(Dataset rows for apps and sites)

--- START ---

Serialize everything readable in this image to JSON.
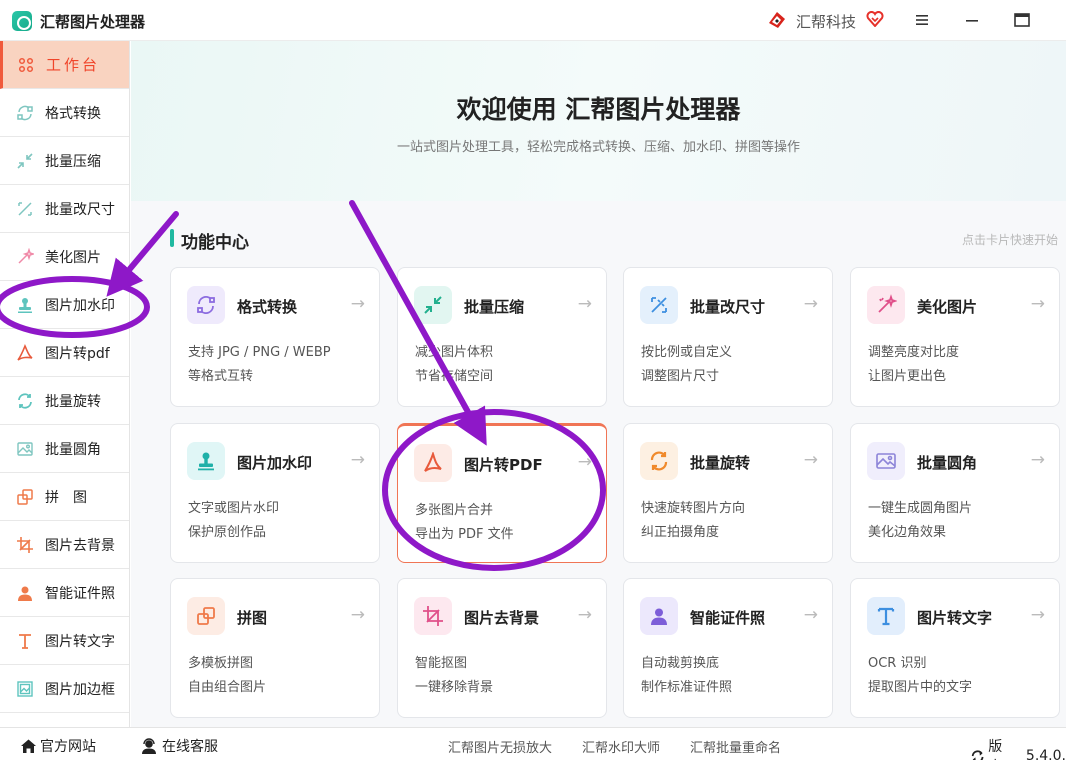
{
  "titlebar": {
    "app_title": "汇帮图片处理器",
    "brand": "汇帮科技",
    "logo_icon": "app-logo-icon",
    "brand_icon": "huibang-brand-icon",
    "vip_icon": "heart-badge-icon"
  },
  "sidebar": {
    "items": [
      {
        "label": "工作台",
        "icon": "grid-icon",
        "active": true
      },
      {
        "label": "格式转换",
        "icon": "convert-icon"
      },
      {
        "label": "批量压缩",
        "icon": "compress-icon"
      },
      {
        "label": "批量改尺寸",
        "icon": "resize-icon"
      },
      {
        "label": "美化图片",
        "icon": "beautify-icon"
      },
      {
        "label": "图片加水印",
        "icon": "stamp-icon"
      },
      {
        "label": "图片转pdf",
        "icon": "pdf-icon"
      },
      {
        "label": "批量旋转",
        "icon": "rotate-icon"
      },
      {
        "label": "批量圆角",
        "icon": "image-icon"
      },
      {
        "label": "拼　图",
        "icon": "collage-icon"
      },
      {
        "label": "图片去背景",
        "icon": "crop-icon"
      },
      {
        "label": "智能证件照",
        "icon": "person-icon"
      },
      {
        "label": "图片转文字",
        "icon": "text-icon"
      },
      {
        "label": "图片加边框",
        "icon": "frame-icon"
      }
    ]
  },
  "hero": {
    "title": "欢迎使用 汇帮图片处理器",
    "subtitle": "一站式图片处理工具，轻松完成格式转换、压缩、加水印、拼图等操作"
  },
  "section": {
    "title": "功能中心",
    "hint": "点击卡片快速开始"
  },
  "cards": [
    {
      "title": "格式转换",
      "line1": "支持 JPG / PNG / WEBP",
      "line2": "等格式互转",
      "icon": "convert-icon",
      "bg": "#efeafc",
      "fg": "#8c6ce0"
    },
    {
      "title": "批量压缩",
      "line1": "减少图片体积",
      "line2": "节省存储空间",
      "icon": "compress-icon",
      "bg": "#e2f6f1",
      "fg": "#22b08e"
    },
    {
      "title": "批量改尺寸",
      "line1": "按比例或自定义",
      "line2": "调整图片尺寸",
      "icon": "resize-icon",
      "bg": "#e4f0fc",
      "fg": "#3d8fe0"
    },
    {
      "title": "美化图片",
      "line1": "调整亮度对比度",
      "line2": "让图片更出色",
      "icon": "beautify-icon",
      "bg": "#fde8ef",
      "fg": "#e0508a"
    },
    {
      "title": "图片加水印",
      "line1": "文字或图片水印",
      "line2": "保护原创作品",
      "icon": "stamp-icon",
      "bg": "#e0f6f6",
      "fg": "#1fb0a8"
    },
    {
      "title": "图片转PDF",
      "line1": "多张图片合并",
      "line2": "导出为 PDF 文件",
      "icon": "pdf-icon",
      "bg": "#fdebe6",
      "fg": "#e85a3c",
      "selected": true
    },
    {
      "title": "批量旋转",
      "line1": "快速旋转图片方向",
      "line2": "纠正拍摄角度",
      "icon": "rotate-icon",
      "bg": "#fdf0e2",
      "fg": "#f08a2c"
    },
    {
      "title": "批量圆角",
      "line1": "一键生成圆角图片",
      "line2": "美化边角效果",
      "icon": "image-icon",
      "bg": "#f0eefc",
      "fg": "#8c84d8"
    },
    {
      "title": "拼图",
      "line1": "多模板拼图",
      "line2": "自由组合图片",
      "icon": "collage-icon",
      "bg": "#fdece4",
      "fg": "#ef7a4a"
    },
    {
      "title": "图片去背景",
      "line1": "智能抠图",
      "line2": "一键移除背景",
      "icon": "crop-icon",
      "bg": "#fde8ef",
      "fg": "#e0508a"
    },
    {
      "title": "智能证件照",
      "line1": "自动裁剪换底",
      "line2": "制作标准证件照",
      "icon": "person-icon",
      "bg": "#ece8fc",
      "fg": "#7d5ed8"
    },
    {
      "title": "图片转文字",
      "line1": "OCR 识别",
      "line2": "提取图片中的文字",
      "icon": "text-icon",
      "bg": "#e2eefc",
      "fg": "#3d8fe0"
    }
  ],
  "bottombar": {
    "website": "官方网站",
    "support": "在线客服",
    "links": [
      "汇帮图片无损放大",
      "汇帮水印大师",
      "汇帮批量重命名"
    ],
    "version_label": "版本：",
    "version": "5.4.0."
  },
  "colors": {
    "accent": "#f05a3c",
    "teal": "#20b9a0",
    "annotation": "#8e18c8"
  }
}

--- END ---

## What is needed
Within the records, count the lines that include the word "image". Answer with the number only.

## Task solution
3